I will be tough and move forward over the obstacles that will be in my way.  But, I know also I have someone I can lean on for security and stability.

When the surgery takes place, a crowd will gather of family and friends.  My new journey will begin and that someone that is Gary will be there for me as he always has been.

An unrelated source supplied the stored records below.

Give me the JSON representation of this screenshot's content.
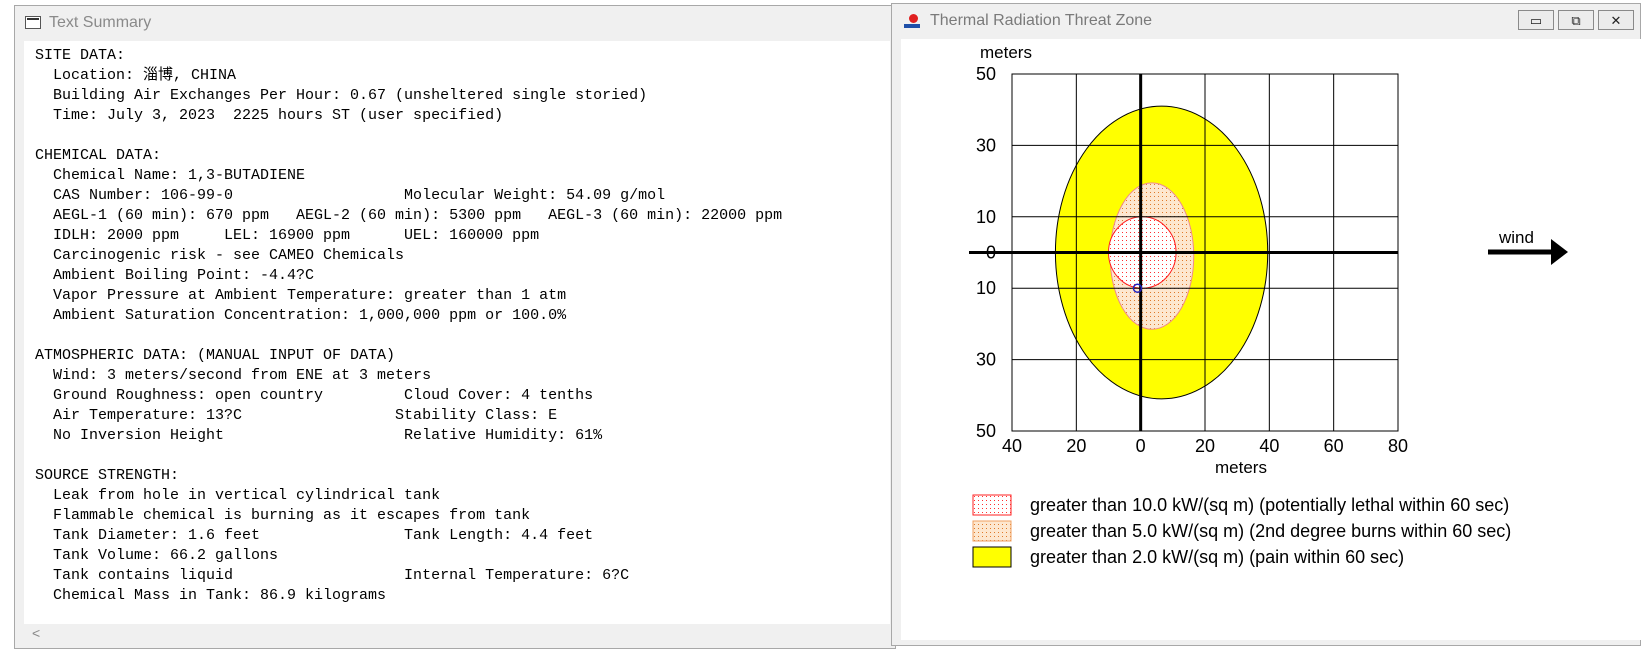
{
  "text_summary": {
    "title": "Text Summary",
    "lines": [
      "SITE DATA:",
      "  Location: 淄博, CHINA",
      "  Building Air Exchanges Per Hour: 0.67 (unsheltered single storied)",
      "  Time: July 3, 2023  2225 hours ST (user specified)",
      "",
      "CHEMICAL DATA:",
      "  Chemical Name: 1,3-BUTADIENE",
      "  CAS Number: 106-99-0                   Molecular Weight: 54.09 g/mol",
      "  AEGL-1 (60 min): 670 ppm   AEGL-2 (60 min): 5300 ppm   AEGL-3 (60 min): 22000 ppm",
      "  IDLH: 2000 ppm     LEL: 16900 ppm      UEL: 160000 ppm",
      "  Carcinogenic risk - see CAMEO Chemicals",
      "  Ambient Boiling Point: -4.4?C",
      "  Vapor Pressure at Ambient Temperature: greater than 1 atm",
      "  Ambient Saturation Concentration: 1,000,000 ppm or 100.0%",
      "",
      "ATMOSPHERIC DATA: (MANUAL INPUT OF DATA)",
      "  Wind: 3 meters/second from ENE at 3 meters",
      "  Ground Roughness: open country         Cloud Cover: 4 tenths",
      "  Air Temperature: 13?C                 Stability Class: E",
      "  No Inversion Height                    Relative Humidity: 61%",
      "",
      "SOURCE STRENGTH:",
      "  Leak from hole in vertical cylindrical tank",
      "  Flammable chemical is burning as it escapes from tank",
      "  Tank Diameter: 1.6 feet                Tank Length: 4.4 feet",
      "  Tank Volume: 66.2 gallons",
      "  Tank contains liquid                   Internal Temperature: 6?C",
      "  Chemical Mass in Tank: 86.9 kilograms"
    ],
    "scroll_left": "<"
  },
  "threat_zone": {
    "title": "Thermal Radiation Threat Zone",
    "buttons": {
      "minimize": "▭",
      "maximize": "⧉",
      "close": "✕"
    },
    "wind_label": "wind",
    "colors": {
      "red_zone": "#ff3030",
      "orange_zone": "#fbd9b5",
      "yellow_zone": "#ffff00"
    },
    "chart_data": {
      "type": "map",
      "x_axis_label": "meters",
      "y_axis_label": "meters",
      "x_range": [
        -40,
        80
      ],
      "y_range": [
        -50,
        50
      ],
      "x_ticks": [
        "40",
        "20",
        "0",
        "20",
        "40",
        "60",
        "80"
      ],
      "y_ticks": [
        "50",
        "30",
        "10",
        "0",
        "10",
        "30",
        "50"
      ],
      "zones": [
        {
          "label": "greater than 2.0 kW/(sq m) (pain within 60 sec)",
          "color": "#ffff00",
          "pattern": "solid",
          "center_x": 6.5,
          "center_y": 0,
          "radius_x": 33,
          "radius_y": 41
        },
        {
          "label": "greater than 5.0 kW/(sq m) (2nd degree burns within 60 sec)",
          "color": "#fbd9b5",
          "pattern": "dotted",
          "center_x": 3.5,
          "center_y": -1,
          "radius_x": 13,
          "radius_y": 20.5
        },
        {
          "label": "greater than 10.0 kW/(sq m) (potentially lethal within 60 sec)",
          "color": "#ff3030",
          "pattern": "dotted-red",
          "center_x": 0.5,
          "center_y": 0,
          "radius_x": 10.5,
          "radius_y": 10
        }
      ],
      "legend": [
        {
          "label": "greater than 10.0 kW/(sq m) (potentially lethal within 60 sec)",
          "swatch": "red-dotted"
        },
        {
          "label": "greater than 5.0 kW/(sq m) (2nd degree burns within 60 sec)",
          "swatch": "orange-dotted"
        },
        {
          "label": "greater than 2.0 kW/(sq m) (pain within 60 sec)",
          "swatch": "yellow-solid"
        }
      ],
      "source_point": {
        "x": -1,
        "y": -10
      }
    }
  }
}
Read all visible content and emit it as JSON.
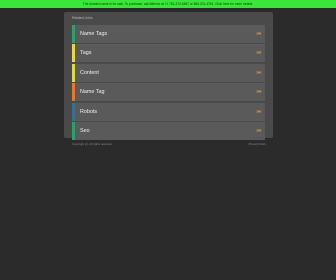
{
  "banner": {
    "text": "The domain name is for sale. To purchase, call Afternic at +1 781-373-6847 or 855-201-4761. Click here for more details."
  },
  "panel": {
    "header": "Related Links"
  },
  "links": [
    {
      "label": "Name Tags",
      "arrow": "»»",
      "color": "#2e9e6a"
    },
    {
      "label": "Tags",
      "arrow": "»»",
      "color": "#e6d64a"
    },
    {
      "label": "Content",
      "arrow": "»»",
      "color": "#d9d94a"
    },
    {
      "label": "Name Tag",
      "arrow": "»»",
      "color": "#e8772e"
    },
    {
      "label": "Robots",
      "arrow": "»»",
      "color": "#3a6f8f"
    },
    {
      "label": "Seo",
      "arrow": "»»",
      "color": "#2e9e6a"
    }
  ],
  "footer": {
    "copyright": "Copyright (c). All rights reserved.",
    "privacy": "Privacy Policy"
  }
}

Security, Stability Optimism, Toughness – someone to lean on – that is the dream, that is my reality.